Continuing our theme of “November only has one holiday in it, and it never falls on a Monday,” today marks the 402nd anniversary of the signing of the Mayflower Compact, one of the first governance documents created by European settlers in North America, and an early step of independence from England. We shouldn’t reserve much respect for the Pilgrims, who got lost, tried (and failed) to kidnap natives into slavery, and in many ways, have become emblematic of people who believe that “religious freedom” means the right to impose their religion on others. However, the Compact identified the need for government and began the tradition of majoritarian decision-making, and so remains somewhat important.
And from there, we jump over to software.
After nearly a year—OK, probably less, since I might have stopped paying attention, at some point—someone finally updated the twtxt, so that feed should finally start to see updates again.
I still stand by the problems inherent in the platform, like having no idea if anybody wants your attention unless you follow literally everybody who ever posts, but at least anybody who thinks that I vanished will get a pleasant (or unpleasant) surprise…
At least, I believe that will happen when I publish this post. I probably should have waited until next week to mention it.
Now, if only the Diaspora utilities worked with my server, I could stop manually posting every mechanical update.
After updating the diction in the template for Friday posts last week, and because I see more people moving to Mastodon every day, I decided to (slightly) update how I announce blog posts to social media.
It actually became clear early in the automated social media posts that people following my accounts don’t generally know/remember what Entropy Arbitrage actually refers to, but I lazily left it in place. Trimming it down, though, has the virtue of clarity and shortening those posts by quite a bit.
I’ll probably continue clearing out the backlog of library updates, for the most part.
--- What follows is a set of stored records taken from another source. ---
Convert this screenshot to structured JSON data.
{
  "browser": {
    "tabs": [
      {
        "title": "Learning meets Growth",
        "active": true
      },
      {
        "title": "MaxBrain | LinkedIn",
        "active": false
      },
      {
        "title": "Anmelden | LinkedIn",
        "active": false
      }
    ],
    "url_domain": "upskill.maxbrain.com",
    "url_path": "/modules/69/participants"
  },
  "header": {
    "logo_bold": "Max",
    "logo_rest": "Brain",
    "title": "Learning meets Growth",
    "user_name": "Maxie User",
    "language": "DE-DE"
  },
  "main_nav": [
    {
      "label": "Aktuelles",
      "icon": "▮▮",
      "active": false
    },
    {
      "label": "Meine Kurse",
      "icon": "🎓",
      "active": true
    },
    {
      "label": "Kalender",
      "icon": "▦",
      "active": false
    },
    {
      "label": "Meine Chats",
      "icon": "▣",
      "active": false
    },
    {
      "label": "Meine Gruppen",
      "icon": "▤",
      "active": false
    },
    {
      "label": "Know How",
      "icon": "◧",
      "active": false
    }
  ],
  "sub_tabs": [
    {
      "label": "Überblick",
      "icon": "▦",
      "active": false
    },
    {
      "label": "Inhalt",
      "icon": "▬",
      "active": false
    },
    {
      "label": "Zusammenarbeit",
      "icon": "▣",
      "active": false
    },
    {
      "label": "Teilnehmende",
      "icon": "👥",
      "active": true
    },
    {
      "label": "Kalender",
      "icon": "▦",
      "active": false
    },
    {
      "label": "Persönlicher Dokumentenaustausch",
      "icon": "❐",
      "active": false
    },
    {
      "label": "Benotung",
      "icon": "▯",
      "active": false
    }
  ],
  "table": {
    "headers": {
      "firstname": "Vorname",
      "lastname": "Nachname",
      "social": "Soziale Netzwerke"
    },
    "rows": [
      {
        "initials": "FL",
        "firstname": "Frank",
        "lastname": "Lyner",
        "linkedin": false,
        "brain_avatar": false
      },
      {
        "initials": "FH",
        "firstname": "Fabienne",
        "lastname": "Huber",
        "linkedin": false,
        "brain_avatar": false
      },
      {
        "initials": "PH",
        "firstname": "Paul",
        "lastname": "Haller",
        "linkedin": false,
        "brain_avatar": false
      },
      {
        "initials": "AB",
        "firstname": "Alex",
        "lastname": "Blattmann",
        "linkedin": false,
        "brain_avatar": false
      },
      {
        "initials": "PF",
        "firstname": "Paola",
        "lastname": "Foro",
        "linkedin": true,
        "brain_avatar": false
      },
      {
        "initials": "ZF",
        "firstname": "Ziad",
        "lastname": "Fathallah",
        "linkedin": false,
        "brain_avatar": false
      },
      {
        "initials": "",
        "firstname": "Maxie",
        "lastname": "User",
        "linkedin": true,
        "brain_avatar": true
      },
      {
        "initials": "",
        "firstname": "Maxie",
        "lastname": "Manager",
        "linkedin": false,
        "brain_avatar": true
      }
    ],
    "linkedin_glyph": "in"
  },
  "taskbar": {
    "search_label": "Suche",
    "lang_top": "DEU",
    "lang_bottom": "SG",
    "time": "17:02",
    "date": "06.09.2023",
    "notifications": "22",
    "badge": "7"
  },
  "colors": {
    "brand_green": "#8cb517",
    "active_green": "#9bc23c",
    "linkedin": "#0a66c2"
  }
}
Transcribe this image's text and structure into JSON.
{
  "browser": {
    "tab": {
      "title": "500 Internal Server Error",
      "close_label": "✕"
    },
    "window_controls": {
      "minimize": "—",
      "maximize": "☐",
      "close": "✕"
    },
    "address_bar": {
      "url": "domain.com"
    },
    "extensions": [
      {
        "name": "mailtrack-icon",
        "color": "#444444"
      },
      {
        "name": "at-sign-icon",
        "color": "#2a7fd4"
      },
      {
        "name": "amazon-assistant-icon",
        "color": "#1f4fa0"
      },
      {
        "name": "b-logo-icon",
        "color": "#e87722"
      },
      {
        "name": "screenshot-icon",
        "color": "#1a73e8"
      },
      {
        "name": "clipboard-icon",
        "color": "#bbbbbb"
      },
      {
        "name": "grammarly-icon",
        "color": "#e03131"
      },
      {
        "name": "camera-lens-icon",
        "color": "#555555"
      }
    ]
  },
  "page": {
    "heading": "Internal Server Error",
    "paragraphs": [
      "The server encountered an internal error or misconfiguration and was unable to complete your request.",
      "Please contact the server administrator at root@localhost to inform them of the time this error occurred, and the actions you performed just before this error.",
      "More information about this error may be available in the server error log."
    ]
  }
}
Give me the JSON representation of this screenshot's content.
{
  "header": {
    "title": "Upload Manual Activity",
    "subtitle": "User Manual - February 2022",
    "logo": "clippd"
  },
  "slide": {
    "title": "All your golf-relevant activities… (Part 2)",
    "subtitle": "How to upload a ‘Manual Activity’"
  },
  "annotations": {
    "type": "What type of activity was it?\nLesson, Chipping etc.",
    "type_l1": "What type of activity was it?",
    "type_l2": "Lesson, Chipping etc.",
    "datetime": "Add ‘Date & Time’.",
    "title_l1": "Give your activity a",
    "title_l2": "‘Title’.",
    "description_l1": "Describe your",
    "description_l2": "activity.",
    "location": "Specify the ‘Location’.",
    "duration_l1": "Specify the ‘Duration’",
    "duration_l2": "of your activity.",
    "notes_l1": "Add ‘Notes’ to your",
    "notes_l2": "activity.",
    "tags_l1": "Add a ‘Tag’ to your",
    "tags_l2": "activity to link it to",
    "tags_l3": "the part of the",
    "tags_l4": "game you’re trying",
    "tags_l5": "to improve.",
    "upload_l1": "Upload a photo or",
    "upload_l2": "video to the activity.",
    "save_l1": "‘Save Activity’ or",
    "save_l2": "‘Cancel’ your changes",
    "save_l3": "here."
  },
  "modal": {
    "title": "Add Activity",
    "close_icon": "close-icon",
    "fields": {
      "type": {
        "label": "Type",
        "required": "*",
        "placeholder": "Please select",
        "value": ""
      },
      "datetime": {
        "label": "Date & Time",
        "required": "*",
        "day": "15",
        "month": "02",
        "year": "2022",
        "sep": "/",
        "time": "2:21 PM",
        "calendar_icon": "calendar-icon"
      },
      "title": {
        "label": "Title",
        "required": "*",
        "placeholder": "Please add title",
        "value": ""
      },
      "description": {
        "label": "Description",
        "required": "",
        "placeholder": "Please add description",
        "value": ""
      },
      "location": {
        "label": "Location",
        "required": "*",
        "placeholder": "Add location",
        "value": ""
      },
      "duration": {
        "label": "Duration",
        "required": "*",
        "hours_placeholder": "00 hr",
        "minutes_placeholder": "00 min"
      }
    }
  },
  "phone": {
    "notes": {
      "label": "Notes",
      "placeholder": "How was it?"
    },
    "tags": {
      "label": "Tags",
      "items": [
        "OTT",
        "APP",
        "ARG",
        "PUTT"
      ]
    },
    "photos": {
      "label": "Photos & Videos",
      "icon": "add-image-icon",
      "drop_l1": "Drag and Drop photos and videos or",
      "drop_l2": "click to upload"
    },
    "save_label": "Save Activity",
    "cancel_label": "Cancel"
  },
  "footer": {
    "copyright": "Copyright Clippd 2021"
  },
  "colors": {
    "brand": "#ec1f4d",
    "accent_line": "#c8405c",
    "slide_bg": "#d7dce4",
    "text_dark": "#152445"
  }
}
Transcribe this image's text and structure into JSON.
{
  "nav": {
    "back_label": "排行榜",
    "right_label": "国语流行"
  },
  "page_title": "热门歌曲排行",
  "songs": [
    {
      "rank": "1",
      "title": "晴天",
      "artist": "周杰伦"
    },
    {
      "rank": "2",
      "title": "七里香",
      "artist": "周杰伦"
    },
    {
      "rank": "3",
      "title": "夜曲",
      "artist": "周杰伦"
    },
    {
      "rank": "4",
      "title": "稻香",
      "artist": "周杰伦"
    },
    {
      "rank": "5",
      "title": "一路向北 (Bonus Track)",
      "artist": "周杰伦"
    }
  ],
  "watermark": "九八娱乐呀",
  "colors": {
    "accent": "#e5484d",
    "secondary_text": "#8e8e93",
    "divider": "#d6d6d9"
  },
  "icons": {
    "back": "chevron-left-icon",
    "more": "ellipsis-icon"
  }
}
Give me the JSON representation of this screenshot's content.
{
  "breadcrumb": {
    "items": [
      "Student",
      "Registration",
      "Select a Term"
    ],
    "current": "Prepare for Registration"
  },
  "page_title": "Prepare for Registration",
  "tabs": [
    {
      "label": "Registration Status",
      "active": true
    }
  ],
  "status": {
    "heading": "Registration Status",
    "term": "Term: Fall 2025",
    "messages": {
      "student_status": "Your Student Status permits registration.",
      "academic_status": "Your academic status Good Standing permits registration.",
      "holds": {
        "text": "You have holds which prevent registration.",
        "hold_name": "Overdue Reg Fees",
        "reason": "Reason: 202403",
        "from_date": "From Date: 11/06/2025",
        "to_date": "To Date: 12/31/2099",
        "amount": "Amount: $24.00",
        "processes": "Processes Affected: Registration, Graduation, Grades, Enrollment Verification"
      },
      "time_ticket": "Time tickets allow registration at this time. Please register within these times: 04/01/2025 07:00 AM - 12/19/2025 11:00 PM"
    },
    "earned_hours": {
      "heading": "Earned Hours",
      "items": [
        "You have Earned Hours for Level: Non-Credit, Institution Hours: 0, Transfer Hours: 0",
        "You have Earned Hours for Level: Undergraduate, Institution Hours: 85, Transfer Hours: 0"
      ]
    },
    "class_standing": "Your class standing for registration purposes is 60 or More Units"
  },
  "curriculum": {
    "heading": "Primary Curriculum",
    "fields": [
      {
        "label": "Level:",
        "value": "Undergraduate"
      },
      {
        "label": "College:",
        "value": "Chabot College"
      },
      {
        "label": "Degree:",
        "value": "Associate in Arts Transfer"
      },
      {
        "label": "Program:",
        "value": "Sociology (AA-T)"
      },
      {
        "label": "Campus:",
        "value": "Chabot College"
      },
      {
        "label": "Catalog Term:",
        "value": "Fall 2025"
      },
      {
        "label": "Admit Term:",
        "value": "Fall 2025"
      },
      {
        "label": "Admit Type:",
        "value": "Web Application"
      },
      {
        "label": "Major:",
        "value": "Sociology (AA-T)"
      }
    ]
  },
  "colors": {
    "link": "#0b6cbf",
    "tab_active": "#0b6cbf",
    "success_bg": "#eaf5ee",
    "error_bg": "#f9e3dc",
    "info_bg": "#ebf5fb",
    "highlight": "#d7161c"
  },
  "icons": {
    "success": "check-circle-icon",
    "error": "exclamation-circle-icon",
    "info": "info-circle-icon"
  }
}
Credits: The header image is The Mayflower Compact 1620 by Jean Leon Gerome Ferris, seemingly in the public domain due to expired copyright.
Tags: programming project devjournal